▶ **Exercise inputs**

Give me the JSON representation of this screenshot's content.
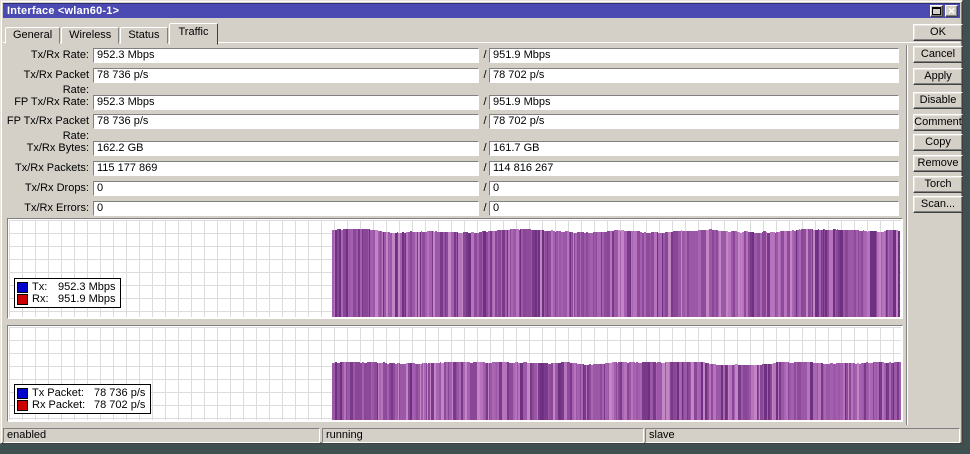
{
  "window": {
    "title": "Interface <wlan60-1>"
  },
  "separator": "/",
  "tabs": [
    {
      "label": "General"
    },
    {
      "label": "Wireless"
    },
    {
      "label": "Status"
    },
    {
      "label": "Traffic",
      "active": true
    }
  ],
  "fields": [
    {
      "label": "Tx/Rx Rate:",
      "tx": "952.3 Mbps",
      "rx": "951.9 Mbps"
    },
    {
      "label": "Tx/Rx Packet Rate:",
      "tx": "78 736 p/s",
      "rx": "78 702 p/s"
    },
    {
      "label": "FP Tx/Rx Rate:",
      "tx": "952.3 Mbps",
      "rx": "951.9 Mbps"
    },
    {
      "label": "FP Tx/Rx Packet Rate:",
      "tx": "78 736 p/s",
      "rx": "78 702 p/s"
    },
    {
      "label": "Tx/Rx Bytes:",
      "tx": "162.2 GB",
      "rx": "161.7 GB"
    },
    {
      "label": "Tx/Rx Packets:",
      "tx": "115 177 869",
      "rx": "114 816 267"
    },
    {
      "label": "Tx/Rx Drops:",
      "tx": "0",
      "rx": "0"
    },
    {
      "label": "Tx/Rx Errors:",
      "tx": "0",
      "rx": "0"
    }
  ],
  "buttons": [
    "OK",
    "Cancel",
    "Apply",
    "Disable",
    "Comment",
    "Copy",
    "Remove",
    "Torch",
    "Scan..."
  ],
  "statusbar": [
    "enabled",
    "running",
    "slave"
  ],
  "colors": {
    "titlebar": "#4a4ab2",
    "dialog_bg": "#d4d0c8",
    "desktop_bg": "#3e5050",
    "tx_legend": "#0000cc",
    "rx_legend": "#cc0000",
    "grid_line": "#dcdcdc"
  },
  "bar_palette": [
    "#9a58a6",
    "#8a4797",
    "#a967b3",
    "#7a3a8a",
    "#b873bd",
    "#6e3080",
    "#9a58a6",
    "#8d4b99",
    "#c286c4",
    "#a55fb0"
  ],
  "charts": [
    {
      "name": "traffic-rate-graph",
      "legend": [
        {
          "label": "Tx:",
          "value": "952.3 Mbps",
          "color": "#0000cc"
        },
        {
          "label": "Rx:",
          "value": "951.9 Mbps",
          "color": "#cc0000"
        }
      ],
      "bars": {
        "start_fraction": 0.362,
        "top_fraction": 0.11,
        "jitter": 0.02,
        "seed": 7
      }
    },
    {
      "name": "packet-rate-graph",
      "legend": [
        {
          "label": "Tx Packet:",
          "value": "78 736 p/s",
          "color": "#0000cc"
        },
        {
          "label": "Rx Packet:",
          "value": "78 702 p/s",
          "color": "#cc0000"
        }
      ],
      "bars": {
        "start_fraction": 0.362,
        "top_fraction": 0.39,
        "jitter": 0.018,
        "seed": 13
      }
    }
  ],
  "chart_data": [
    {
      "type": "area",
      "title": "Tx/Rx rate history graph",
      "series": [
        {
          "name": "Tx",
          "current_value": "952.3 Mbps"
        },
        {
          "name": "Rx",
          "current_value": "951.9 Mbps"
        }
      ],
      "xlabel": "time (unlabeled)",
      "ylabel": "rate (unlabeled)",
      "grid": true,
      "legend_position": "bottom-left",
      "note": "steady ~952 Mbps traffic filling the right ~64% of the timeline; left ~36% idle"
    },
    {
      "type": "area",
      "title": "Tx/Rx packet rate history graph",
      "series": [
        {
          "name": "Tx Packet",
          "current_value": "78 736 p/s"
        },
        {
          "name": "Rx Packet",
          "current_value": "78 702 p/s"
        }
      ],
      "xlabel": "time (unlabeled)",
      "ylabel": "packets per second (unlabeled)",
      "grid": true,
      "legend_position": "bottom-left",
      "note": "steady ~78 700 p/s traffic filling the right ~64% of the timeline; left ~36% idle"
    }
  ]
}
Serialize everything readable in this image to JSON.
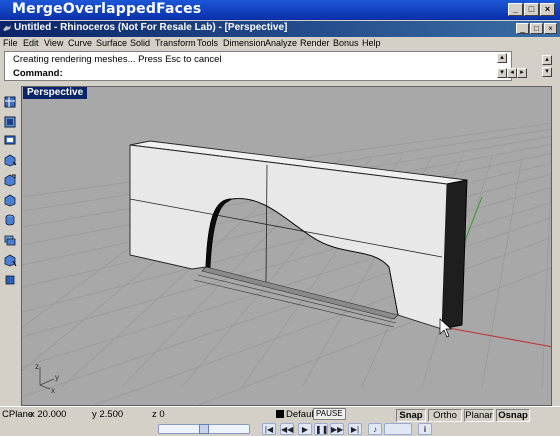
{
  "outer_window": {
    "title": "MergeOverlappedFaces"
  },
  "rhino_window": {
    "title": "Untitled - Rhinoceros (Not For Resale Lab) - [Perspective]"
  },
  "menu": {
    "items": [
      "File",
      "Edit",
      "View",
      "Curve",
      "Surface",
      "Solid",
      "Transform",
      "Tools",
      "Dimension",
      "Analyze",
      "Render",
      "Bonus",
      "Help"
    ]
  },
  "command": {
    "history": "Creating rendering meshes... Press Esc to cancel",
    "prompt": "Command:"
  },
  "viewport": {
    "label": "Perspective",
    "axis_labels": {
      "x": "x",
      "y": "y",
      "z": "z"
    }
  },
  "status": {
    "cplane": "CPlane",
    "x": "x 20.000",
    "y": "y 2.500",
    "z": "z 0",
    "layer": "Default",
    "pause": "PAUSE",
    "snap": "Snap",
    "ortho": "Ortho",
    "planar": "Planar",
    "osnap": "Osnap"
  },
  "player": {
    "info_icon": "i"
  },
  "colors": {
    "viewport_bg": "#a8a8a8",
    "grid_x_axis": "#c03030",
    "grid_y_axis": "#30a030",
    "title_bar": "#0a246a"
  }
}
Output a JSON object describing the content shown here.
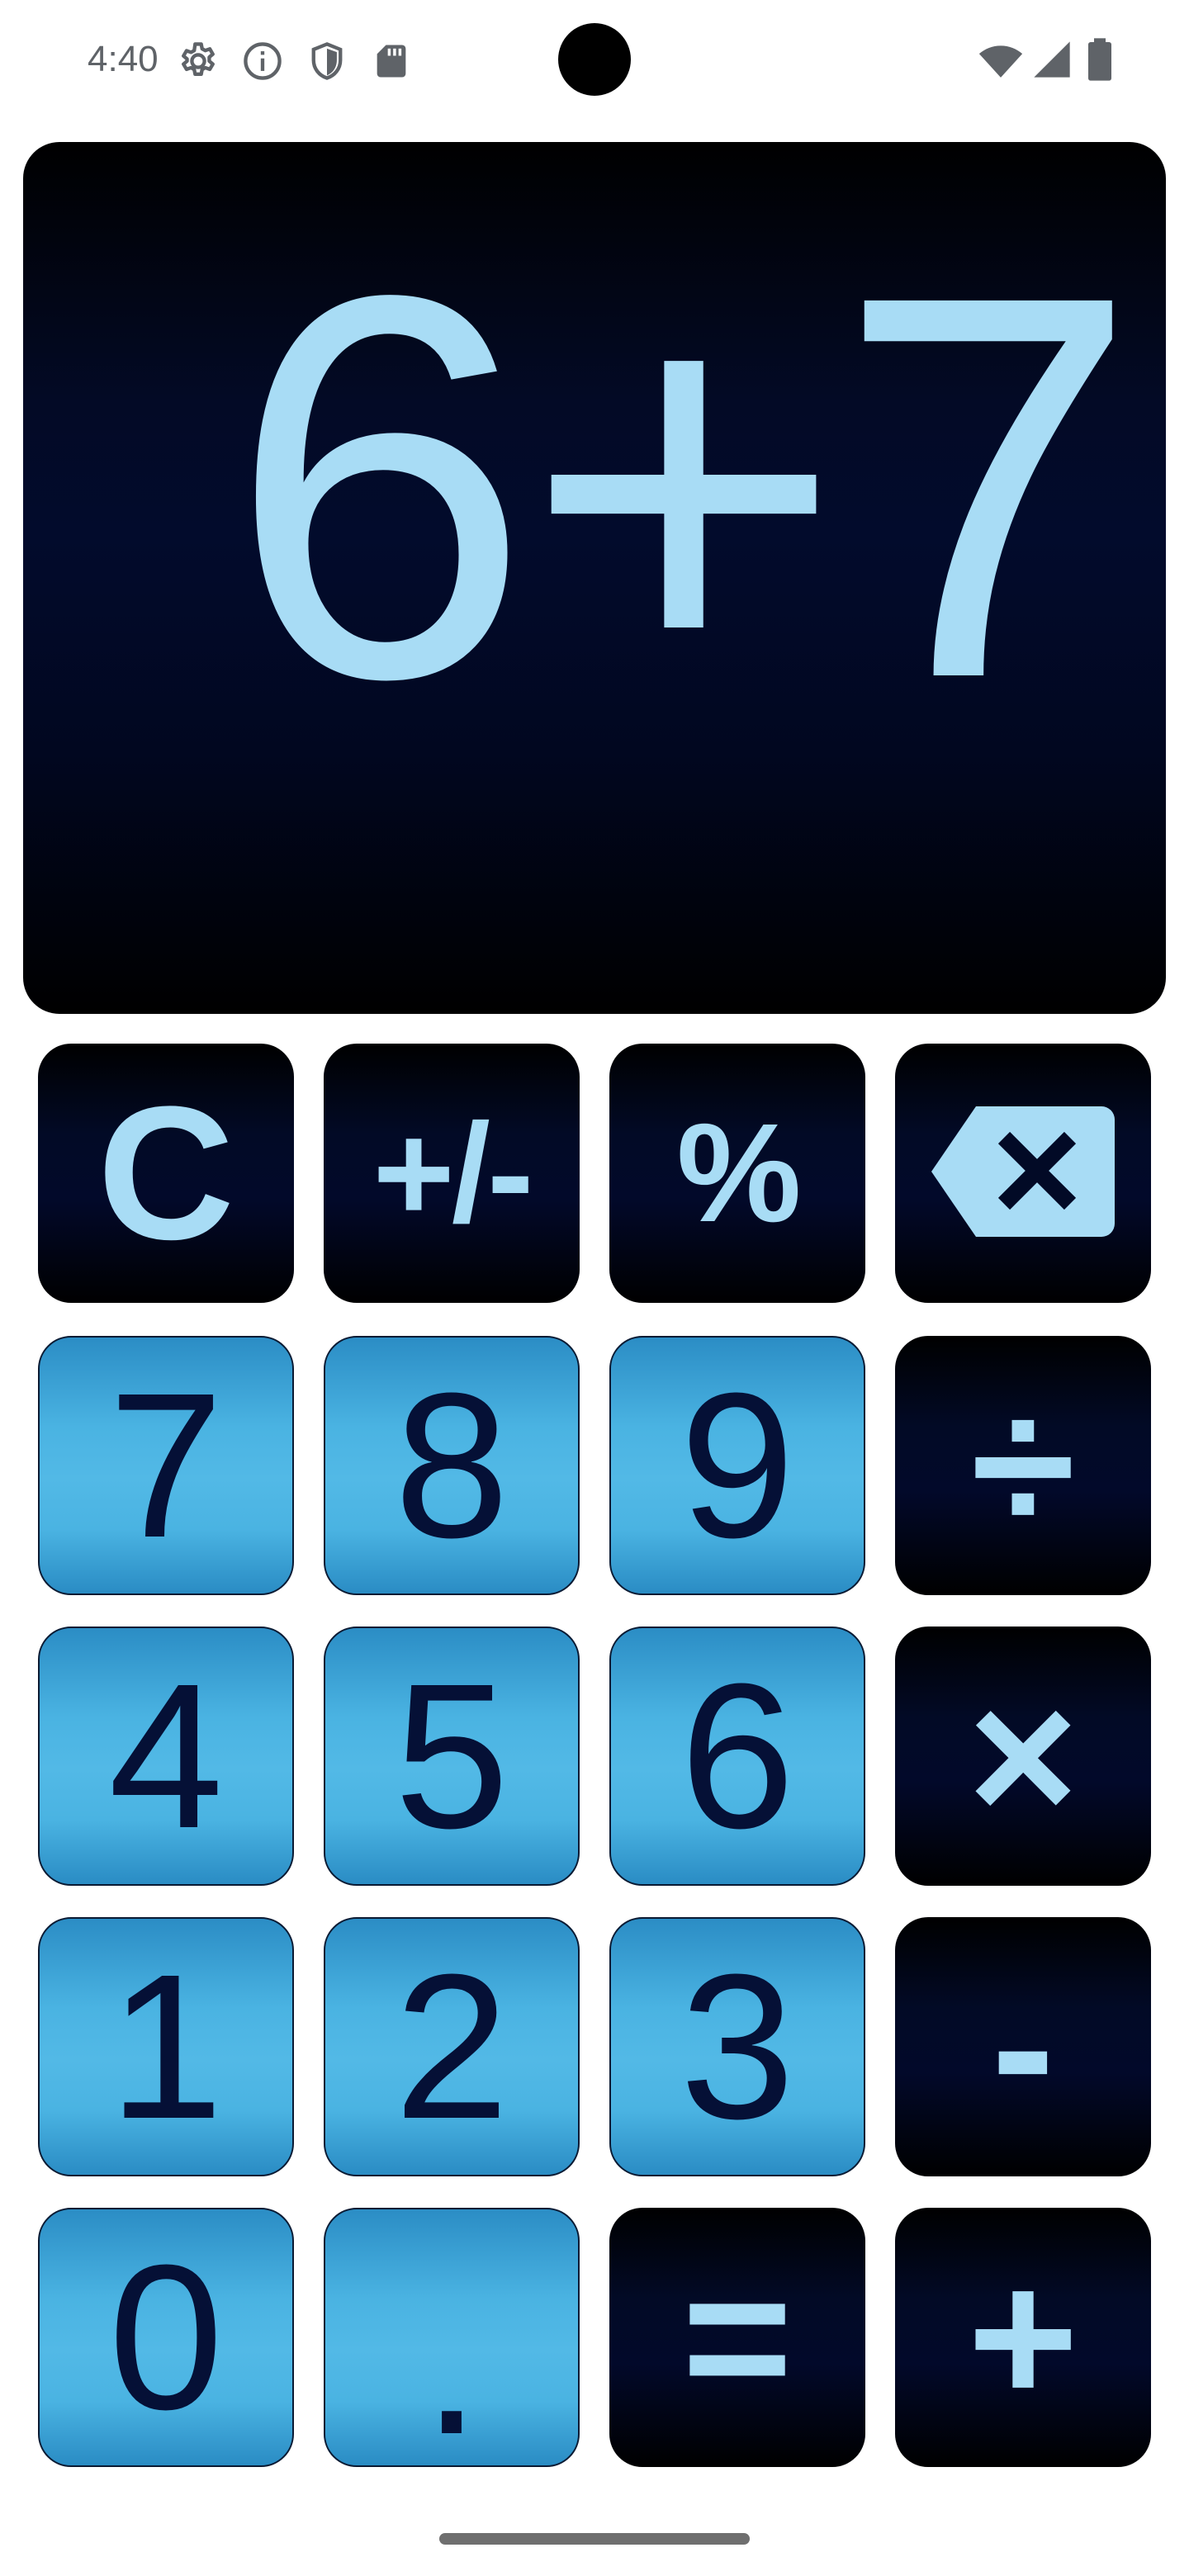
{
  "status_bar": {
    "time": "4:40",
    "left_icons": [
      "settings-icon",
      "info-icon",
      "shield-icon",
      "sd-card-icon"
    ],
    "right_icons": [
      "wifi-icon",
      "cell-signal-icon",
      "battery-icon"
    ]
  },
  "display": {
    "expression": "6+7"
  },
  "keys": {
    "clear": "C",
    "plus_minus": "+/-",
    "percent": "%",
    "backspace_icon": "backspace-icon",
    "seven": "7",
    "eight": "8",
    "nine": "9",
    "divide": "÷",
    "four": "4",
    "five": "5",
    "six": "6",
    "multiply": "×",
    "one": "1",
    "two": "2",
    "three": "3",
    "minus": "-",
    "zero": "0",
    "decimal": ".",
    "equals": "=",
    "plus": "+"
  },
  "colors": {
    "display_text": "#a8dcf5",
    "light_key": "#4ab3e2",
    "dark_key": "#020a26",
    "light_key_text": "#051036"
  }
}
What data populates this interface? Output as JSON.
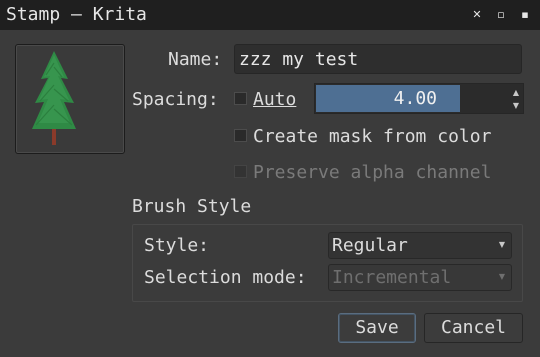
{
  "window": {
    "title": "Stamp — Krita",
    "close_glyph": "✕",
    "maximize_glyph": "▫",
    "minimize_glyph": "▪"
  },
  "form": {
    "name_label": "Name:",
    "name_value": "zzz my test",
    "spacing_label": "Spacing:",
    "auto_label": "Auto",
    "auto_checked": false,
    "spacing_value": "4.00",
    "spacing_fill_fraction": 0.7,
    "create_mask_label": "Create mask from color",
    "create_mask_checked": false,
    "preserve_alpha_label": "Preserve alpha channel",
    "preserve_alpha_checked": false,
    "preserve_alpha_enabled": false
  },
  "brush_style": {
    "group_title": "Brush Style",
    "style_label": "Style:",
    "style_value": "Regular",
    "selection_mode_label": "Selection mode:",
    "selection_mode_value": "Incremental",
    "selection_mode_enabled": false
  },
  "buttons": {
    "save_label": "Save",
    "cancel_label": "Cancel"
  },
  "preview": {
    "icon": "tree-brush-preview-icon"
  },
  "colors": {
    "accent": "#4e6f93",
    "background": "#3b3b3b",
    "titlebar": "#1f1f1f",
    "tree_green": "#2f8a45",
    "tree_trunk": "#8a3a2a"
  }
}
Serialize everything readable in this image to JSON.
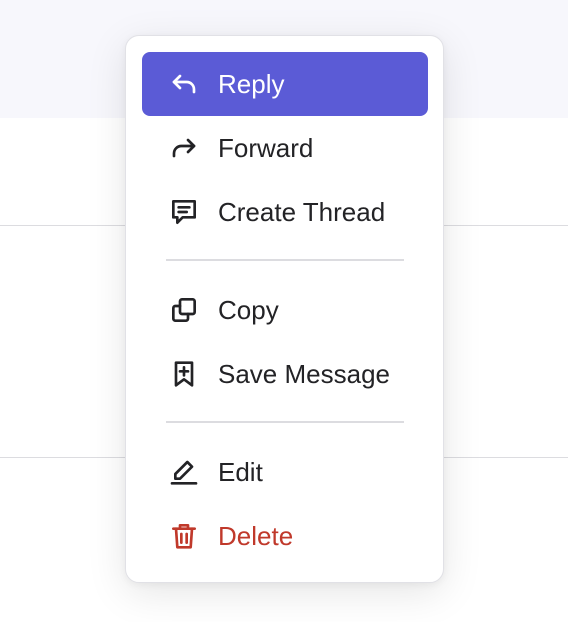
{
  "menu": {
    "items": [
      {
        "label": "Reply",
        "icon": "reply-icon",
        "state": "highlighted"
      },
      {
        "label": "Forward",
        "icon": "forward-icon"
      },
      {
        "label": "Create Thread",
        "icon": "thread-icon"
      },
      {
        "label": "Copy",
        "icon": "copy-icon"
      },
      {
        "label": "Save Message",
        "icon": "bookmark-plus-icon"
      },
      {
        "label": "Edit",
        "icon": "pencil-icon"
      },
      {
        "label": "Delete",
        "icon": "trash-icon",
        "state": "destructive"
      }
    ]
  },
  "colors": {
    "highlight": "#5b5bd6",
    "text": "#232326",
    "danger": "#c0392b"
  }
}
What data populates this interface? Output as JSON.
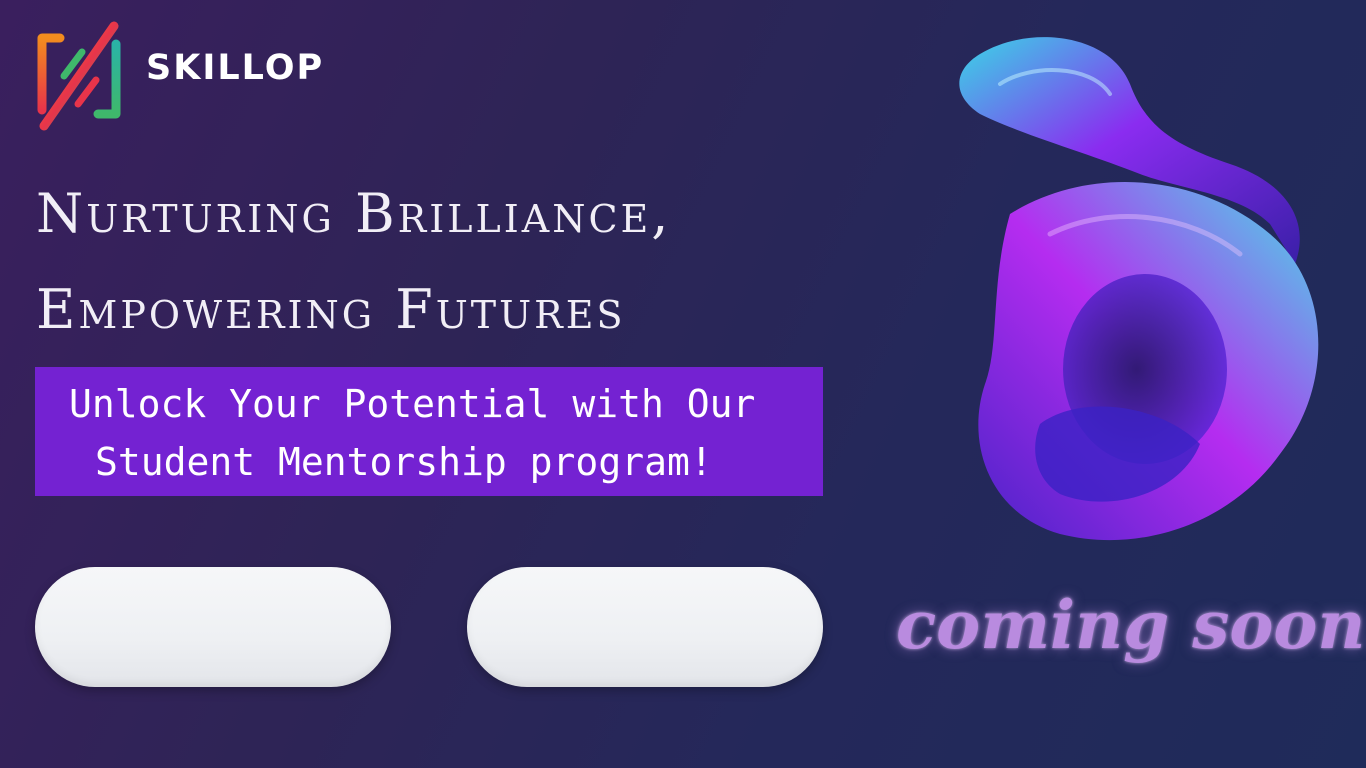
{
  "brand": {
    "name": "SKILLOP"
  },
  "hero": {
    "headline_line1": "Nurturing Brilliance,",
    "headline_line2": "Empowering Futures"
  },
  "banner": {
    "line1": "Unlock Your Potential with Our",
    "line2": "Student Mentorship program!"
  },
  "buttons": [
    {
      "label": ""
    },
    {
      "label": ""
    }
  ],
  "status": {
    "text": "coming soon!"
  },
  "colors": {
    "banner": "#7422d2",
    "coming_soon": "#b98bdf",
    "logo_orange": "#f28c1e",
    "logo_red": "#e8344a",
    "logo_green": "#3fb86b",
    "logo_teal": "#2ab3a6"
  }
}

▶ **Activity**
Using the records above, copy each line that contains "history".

▶ **Written response**
      "title": "Tx/Rx rate history graph",
      "title": "Tx/Rx packet rate history graph",
    "history": "Creating rendering meshes... Press Esc to cancel",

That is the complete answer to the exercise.